• Assignment:
Read through the lines below for the string "revenue" and copy each one that has it.

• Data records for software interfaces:

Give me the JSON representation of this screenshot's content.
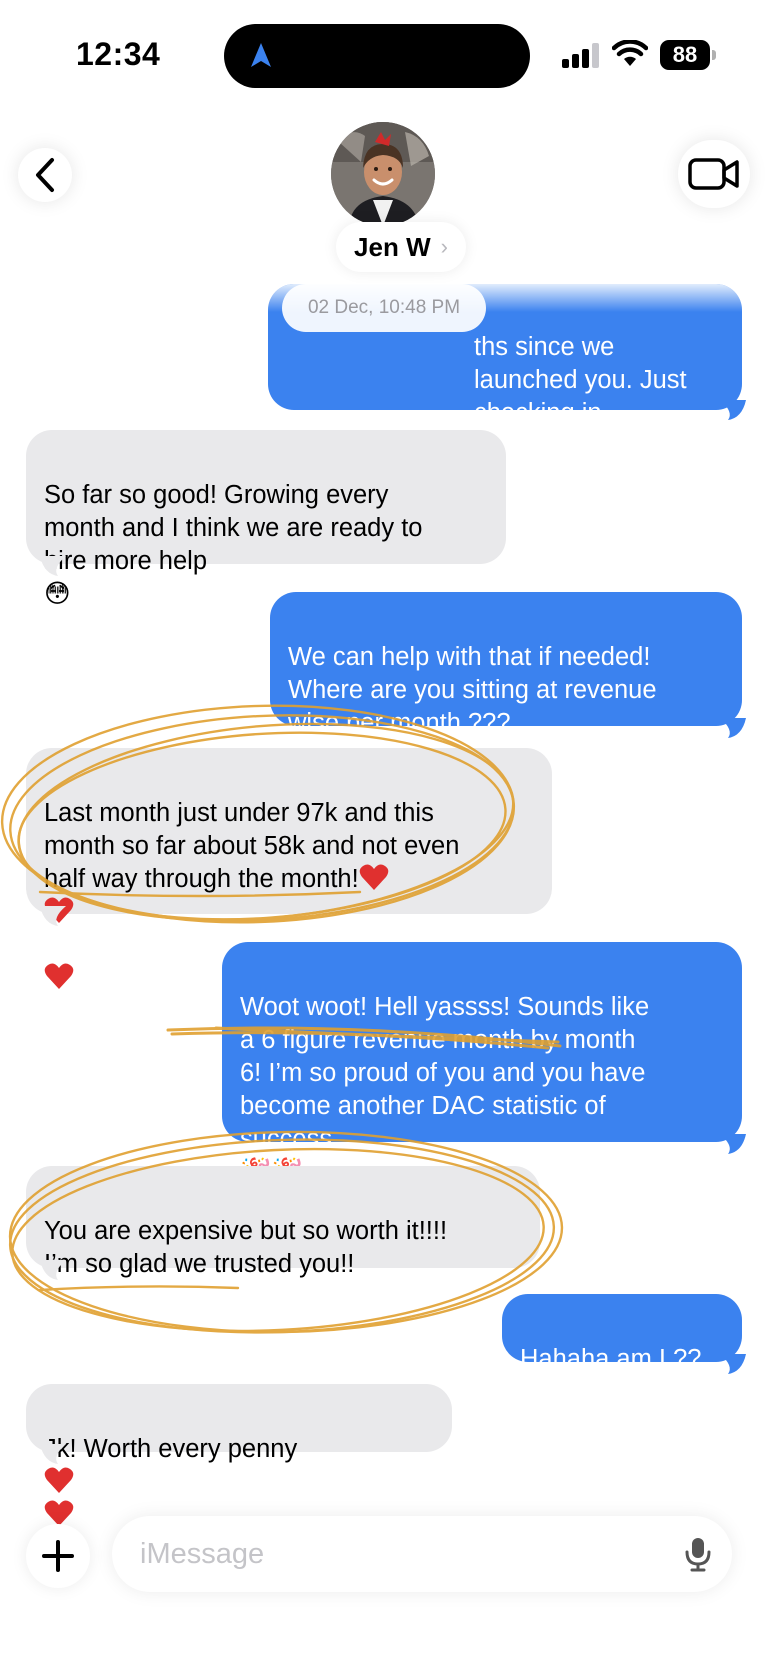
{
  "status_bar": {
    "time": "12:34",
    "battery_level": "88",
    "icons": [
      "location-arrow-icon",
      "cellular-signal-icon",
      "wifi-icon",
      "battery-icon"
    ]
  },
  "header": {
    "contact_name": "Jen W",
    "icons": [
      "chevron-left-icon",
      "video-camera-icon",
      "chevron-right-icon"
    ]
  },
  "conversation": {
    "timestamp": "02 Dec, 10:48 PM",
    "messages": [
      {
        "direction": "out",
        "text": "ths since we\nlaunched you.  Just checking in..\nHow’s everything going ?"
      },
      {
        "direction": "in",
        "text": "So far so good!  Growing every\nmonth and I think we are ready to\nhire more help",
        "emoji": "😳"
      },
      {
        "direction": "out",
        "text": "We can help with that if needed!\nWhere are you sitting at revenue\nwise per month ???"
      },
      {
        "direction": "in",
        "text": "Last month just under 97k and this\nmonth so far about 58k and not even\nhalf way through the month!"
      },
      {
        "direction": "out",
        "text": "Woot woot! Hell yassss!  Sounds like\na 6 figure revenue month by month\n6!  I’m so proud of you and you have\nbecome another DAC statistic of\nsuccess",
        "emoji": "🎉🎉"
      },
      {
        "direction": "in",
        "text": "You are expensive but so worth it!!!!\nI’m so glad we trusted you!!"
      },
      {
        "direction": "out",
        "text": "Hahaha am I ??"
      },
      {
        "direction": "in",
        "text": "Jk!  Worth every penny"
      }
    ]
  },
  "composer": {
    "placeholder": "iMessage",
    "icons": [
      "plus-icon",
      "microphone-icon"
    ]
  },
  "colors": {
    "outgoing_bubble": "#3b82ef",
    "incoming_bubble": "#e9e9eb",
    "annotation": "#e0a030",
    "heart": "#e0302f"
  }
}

• Task result:
        "text": "We can help with that if needed!\nWhere are you sitting at revenue\nwise per month ???"
        "text": "Woot woot! Hell yassss!  Sounds like\na 6 figure revenue month by month\n6!  I’m so proud of you and you have\nbecome another DAC statistic of\nsuccess",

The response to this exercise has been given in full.